How can we know that to be the case? Just look at the instant reaction of Democratic leadership, where Steny Hoyer is speaking for Nancy Pelosi. They have zero interest in taking the matter up. In taking this position, they are relying on voluminous poll data showing that the American people long ago tuned out this investigation and do not believe impeachment is justified. They are also taking signals from the 2020 Democratic field, where none of the leading candidates is pushing for impeachment, and where questions about Mueller or Russia are virtually nonexistent on the campaign trail. That’s unlikely to change.
The challenge of course for Democratic leadership is that the biggest constituency for impeachment is the media, which yesterday was urging Democrats to impeach the president. They are happy to leave this question to the voters. Media partisans immediately freaked out at Hoyer for saying what any responsible leader ought to say. The mantra of the media is that the White House is dominated by a “culture of lying” – shocking, I say. 2019 George Stephanopoulos repeated that this morning, and watching him make the case that a culture of lying is an impeachable offense would be pretty hilarious news for 1998 George Stephanopoulos. But if you’re willing to claim out of nowhere that 20 years of watching Fox News turned Bill Barr into a Trumpian figure, you’re willing to go pretty far out there.
So this sets up an interesting phenomenon. The Democratic Leadership is wisely pumping the brakes on impeachment. The majority of the Democratic conference is with them. The majority of the American people are with them. But influential partisans are in favor of such a foolhardy escapade, despite all the facts we now know, driven by their hatred of this president and a refusal to acknowledge how wrong they were about how he got elected. Much as its authors tried, the report does not aid them in this effort. As David Harsanyi notes, “It went from ‘Russia stole the election with Trump’ to ‘Trump spoke about trying to undermine the investigation that was being used to smear him every day for two years.’” That’s just not going to fly.

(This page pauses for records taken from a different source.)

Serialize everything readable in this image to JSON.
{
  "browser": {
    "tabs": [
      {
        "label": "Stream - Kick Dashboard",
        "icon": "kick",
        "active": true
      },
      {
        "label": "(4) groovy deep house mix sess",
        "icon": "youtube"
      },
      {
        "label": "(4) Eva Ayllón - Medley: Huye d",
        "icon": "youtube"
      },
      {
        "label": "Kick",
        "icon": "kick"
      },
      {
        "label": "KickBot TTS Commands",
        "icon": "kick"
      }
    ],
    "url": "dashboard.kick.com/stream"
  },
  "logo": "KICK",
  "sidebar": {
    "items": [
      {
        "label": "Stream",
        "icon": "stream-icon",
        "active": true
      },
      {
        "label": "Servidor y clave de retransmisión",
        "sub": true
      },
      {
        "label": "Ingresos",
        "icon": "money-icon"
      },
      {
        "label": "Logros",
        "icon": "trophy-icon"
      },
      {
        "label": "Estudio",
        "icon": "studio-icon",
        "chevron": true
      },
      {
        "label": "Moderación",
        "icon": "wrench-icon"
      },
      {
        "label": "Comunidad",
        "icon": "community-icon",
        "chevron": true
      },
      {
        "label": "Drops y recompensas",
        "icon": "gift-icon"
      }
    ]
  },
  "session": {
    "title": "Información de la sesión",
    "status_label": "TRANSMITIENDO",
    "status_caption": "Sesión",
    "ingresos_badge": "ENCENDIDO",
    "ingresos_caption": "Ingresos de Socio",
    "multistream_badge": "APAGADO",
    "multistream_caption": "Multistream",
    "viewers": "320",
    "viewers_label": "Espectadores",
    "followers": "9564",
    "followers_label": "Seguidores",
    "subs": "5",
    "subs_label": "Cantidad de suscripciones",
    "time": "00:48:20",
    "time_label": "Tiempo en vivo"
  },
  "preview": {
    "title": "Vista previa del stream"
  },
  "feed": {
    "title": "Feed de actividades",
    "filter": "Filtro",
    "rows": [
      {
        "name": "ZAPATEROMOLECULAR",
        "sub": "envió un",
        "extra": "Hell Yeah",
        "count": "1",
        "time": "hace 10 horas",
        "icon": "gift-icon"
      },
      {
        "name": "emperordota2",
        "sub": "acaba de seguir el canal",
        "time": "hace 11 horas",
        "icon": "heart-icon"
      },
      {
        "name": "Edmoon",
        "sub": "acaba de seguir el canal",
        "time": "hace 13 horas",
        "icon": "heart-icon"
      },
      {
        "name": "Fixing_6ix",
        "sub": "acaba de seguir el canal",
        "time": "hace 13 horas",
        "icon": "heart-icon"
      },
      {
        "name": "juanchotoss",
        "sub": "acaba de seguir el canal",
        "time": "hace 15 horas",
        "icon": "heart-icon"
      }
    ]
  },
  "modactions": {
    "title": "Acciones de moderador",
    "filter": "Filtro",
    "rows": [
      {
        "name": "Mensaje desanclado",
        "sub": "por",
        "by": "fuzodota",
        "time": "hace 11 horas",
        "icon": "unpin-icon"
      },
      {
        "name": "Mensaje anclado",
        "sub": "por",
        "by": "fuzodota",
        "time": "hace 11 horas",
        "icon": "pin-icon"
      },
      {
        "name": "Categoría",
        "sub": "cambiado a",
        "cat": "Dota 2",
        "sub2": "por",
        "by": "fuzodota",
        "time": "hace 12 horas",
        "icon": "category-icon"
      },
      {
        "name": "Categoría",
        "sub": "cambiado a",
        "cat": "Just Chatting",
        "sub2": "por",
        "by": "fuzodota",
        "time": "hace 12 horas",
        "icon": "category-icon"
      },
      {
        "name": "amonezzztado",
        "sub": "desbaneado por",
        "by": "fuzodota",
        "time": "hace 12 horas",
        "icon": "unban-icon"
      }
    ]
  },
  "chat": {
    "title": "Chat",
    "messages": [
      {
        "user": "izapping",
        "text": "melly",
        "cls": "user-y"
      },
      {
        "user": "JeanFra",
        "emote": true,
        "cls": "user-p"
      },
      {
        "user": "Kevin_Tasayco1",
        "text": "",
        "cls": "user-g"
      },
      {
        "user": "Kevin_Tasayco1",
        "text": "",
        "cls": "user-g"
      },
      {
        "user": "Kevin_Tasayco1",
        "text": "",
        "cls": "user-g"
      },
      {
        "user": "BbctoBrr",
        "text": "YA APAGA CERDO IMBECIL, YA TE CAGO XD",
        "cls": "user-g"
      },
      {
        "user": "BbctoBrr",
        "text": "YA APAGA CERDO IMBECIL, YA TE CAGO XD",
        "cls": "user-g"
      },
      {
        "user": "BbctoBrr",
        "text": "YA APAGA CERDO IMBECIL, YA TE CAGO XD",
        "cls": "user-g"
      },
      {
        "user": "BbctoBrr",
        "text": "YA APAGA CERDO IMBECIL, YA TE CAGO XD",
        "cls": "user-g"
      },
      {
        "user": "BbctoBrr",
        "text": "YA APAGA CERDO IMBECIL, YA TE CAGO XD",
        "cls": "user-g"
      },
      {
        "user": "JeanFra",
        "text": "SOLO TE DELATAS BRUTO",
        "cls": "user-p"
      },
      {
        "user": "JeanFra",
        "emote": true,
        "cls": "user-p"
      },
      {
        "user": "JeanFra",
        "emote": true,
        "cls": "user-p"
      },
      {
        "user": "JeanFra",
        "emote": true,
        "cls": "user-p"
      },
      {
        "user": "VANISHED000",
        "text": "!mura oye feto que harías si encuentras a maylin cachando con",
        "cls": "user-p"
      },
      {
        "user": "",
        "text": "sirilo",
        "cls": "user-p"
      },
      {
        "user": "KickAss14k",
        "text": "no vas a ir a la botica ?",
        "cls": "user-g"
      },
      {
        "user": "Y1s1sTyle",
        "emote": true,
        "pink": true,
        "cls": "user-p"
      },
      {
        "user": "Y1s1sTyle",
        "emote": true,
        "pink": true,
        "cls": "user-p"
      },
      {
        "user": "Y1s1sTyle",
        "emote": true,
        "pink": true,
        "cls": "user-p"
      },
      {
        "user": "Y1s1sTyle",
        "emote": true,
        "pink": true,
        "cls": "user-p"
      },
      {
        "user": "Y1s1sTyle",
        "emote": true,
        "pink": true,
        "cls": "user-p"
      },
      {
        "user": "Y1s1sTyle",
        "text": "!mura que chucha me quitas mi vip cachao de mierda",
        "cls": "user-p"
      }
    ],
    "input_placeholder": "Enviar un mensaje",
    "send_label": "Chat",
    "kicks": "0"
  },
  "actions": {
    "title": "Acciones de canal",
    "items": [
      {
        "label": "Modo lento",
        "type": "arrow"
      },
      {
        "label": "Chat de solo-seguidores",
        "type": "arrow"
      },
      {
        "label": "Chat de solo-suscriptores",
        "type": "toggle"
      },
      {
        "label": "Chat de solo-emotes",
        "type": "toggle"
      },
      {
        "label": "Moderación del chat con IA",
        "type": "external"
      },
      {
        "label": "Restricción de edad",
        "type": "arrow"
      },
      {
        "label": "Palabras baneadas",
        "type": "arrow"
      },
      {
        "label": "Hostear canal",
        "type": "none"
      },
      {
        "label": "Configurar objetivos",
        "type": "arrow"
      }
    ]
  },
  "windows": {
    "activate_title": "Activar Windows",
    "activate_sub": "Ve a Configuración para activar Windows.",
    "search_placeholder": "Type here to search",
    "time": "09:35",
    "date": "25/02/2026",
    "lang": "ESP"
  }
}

But influential elites in politics and media are now reduced to this conspiracy of dunces, imitating Homer Simpson chasing after that marvelous pig, insisting it’s still good.